A plan by Republican Gov. Phil Scott to have teachers negotiate health care benefits with the state, rather than local school districts, was dealt a major blow Friday after the state Senate effectively voted down the proposal.
Republican Minority Leader Dustin Degree offered Scott's plan on the Senate floor Friday morning. Both argue savings would be significant, perhaps up to $26 million overall.
School districts have already budgeted for health care, Degree said, so if teachers no longer have to take from their local budget, that money could be recouped by the state and used to lower property taxes. This year all teachers are negotiating with their school boards, making it the right time to implement the plan, Republicans argue.
But the plan was rejected in favor of a proposal by Democratic Sen. Philip Baruth to create a study committee to look at how money can be saved through teachers' health care negotiations.
"I believe that some of these ideas may have merit. The idea, for instance, that one might look at recapturing a portion of savings from school districts on health care, I think that that's certainly something that could be explored," Baruth said.
Degree was buffeted by senators who argued that the plan had not been properly vetted and that having teachers negotiate their benefits with the state instead of their school districts infringes on their collective bargaining rights.
"We have a committee process," said Democratic Sen. Jeanette White. "It's our responsibility to craft good legislation."
Scott's spokeswoman, Rebecca Kelley, said after the Senate vote that Scott's plan could be brought up again when House and Senate lawmakers meet to hash out the differences in their state budgets.

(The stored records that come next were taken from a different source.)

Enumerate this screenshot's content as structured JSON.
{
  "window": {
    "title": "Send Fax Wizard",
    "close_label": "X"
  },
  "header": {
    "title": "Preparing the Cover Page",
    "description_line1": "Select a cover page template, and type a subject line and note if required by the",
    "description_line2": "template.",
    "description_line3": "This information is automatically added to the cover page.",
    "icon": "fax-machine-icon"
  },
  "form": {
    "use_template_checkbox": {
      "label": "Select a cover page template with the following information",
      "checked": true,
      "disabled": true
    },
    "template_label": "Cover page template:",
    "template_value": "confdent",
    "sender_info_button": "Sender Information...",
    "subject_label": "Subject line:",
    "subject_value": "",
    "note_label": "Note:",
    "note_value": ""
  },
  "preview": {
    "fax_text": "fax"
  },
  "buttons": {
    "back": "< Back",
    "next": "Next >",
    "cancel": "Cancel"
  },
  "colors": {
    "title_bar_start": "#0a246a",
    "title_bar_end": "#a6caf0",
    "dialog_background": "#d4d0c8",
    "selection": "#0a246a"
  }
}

"It's not dead by any stretch," Kelley said.
Kelley wouldn't say whether Scott would consider vetoing a budget that didn't include his proposal. She did say Scott and lawmakers have an obligation to realize these savings.
"This is $26 million in savings a year. He has an obligation to do the right thing, and the legislature shouldn't need a veto to do the right thing," Kelley said.
House Republicans say they will support a gubernatorial veto.
"If a budget is sent to the Governor's desk without this common sense proposal, a proposal to save up to $26 million annually, we stand ready to support and sustain a veto," House Republican leader Don Turner said.